Inside the Strange and Storied Past of the Playboy Mansion — From Family Home to Bunny Haven
Inside Hugh Hefner's Playboy Mansion
Hugh Hefner died Wednesday at 91 years old at the famed Playboy Mansion in Los Angeles. The magazine magnate actually sold the estate for $100 million in 2016 to next-door-neighbor Daren Metropoulos, but a stipulation of the deal was that the Hefner be allowed to continue living there until his death. While Hefner leaves behind a remarkable personal history, his former home has a storied and often strange tale of its own.
The House Was a Family Home
The infamous estate was constructed in the 1920s by British developer Arthur Lett’s son, Arthur Jr, who lived there with his family. After his death (and a string of divorces), another couple, Louis and Anne Statham, picked up the property in 1961 and spent two years renovating the structure and its grounds.
The Man Who Started the Party
When Anne suddenly died, a grieving Louis became the first bachelor to turn the mansion's hallowed halls into a high society party destination, where, Curbed reports, legendary balls and raucous parties were held. Statham sold the estate to an already controversial Hefner for more than $1 million in 1971, and the rest is Hollywood history.
The Grotto Outbreak
The notorious grotto is probably the most well-known feature on the 5-acre property in Los Angeles’s Holmby Hills neighborhood (the private zoo is a close second). In 2011, nearly 123 people became ill after splashing around in the rock-covered cove, prompting the Los Angeles County Department of Public Health to investigate. They soon discovered the sequence of Whirlpools that make up the area held a bacteria that leads to Legionnaire’s disease, a form of severe pneumonia.

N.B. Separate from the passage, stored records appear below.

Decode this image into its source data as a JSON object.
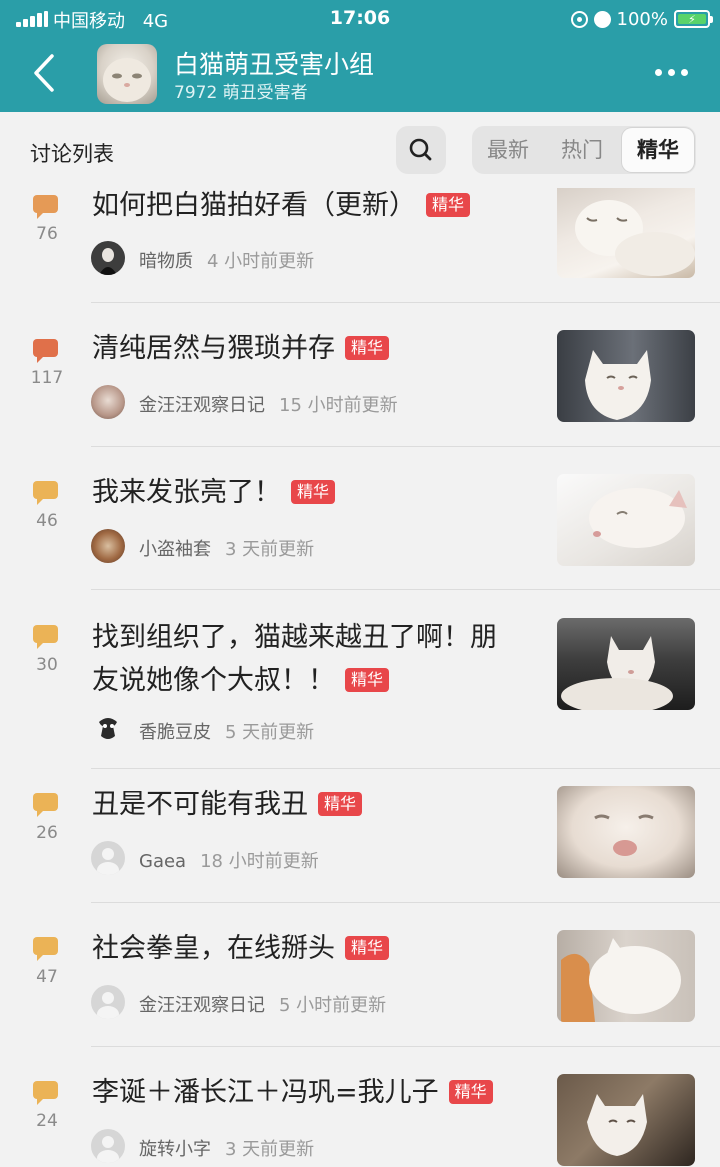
{
  "status_bar": {
    "carrier": "中国移动",
    "network": "4G",
    "time": "17:06",
    "battery": "100%"
  },
  "header": {
    "group_name": "白猫萌丑受害小组",
    "member_line": "7972 萌丑受害者",
    "accent_color": "#2a9ea8"
  },
  "subheader": {
    "label": "讨论列表",
    "tabs": [
      "最新",
      "热门",
      "精华"
    ],
    "active_tab": "精华"
  },
  "badge_label": "精华",
  "posts": [
    {
      "count": "76",
      "title": "如何把白猫拍好看（更新）",
      "author": "暗物质",
      "time": "4 小时前更新",
      "icon_color": "#e59a56"
    },
    {
      "count": "117",
      "title": "清纯居然与猥琐并存",
      "author": "金汪汪观察日记",
      "time": "15 小时前更新",
      "icon_color": "#e0704a"
    },
    {
      "count": "46",
      "title": "我来发张亮了！",
      "author": "小盗袖套",
      "time": "3 天前更新",
      "icon_color": "#ebb356"
    },
    {
      "count": "30",
      "title": "找到组织了，猫越来越丑了啊！朋友说她像个大叔！！",
      "author": "香脆豆皮",
      "time": "5 天前更新",
      "icon_color": "#ebb356"
    },
    {
      "count": "26",
      "title": "丑是不可能有我丑",
      "author": "Gaea",
      "time": "18 小时前更新",
      "icon_color": "#ebb356"
    },
    {
      "count": "47",
      "title": "社会拳皇，在线掰头",
      "author": "金汪汪观察日记",
      "time": "5 小时前更新",
      "icon_color": "#ebb356"
    },
    {
      "count": "24",
      "title": "李诞＋潘长江＋冯巩=我儿子",
      "author": "旋转小字",
      "time": "3 天前更新",
      "icon_color": "#ebb356"
    }
  ]
}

A Popular Party Spot
The pool was another highly frequented spot during Hefner's annual parties, with one NPR reporter noting, “Say what you will about the Playboy Mansion; they like their inflatable pool toys.”
An Outsider's View
Press events and media screenings were held throughout Hefner’s tenure at the house. One attendee noted some of the home's more unusual features: everything on the property carried the bunny logo, one Playmate described a bedroom as a “dormitory,” and a space was designed like the back of a van, “so that the floor is a mattress.”
The Room Count
Former Playmate and Girls Next Door star Kendra Wilkinson was photographed cuing up on the pool table in the game room, one of 29 rooms that are included in the 22,000-square-foot property.
Hefner’s former girlfriend, Holly Madison, opened up about her time at the mansion in her book, Down the Rabbit Hole: Curious Adventures and Cautionary Tales of a Former Playboy Bunny. “Everyone thinks that the infamous metal gate was meant to keep people out. But I grew to feel it was meant to lock me in," she wrote.
Wilkinson and Madison both penned memoirs about their life at the estate, delving into their relationships with Hefner as well as their interactions with other women. “The climate in the mansion was toxic,” Madison wrote. Following the news of Hefner's death, however, Wilkinson shared a sweeter sentiment. “Hef changed my life. He made me the person I am today. I couldn’t be more thankful for our friendship and our time together,” she said in a statement to PEOPLE.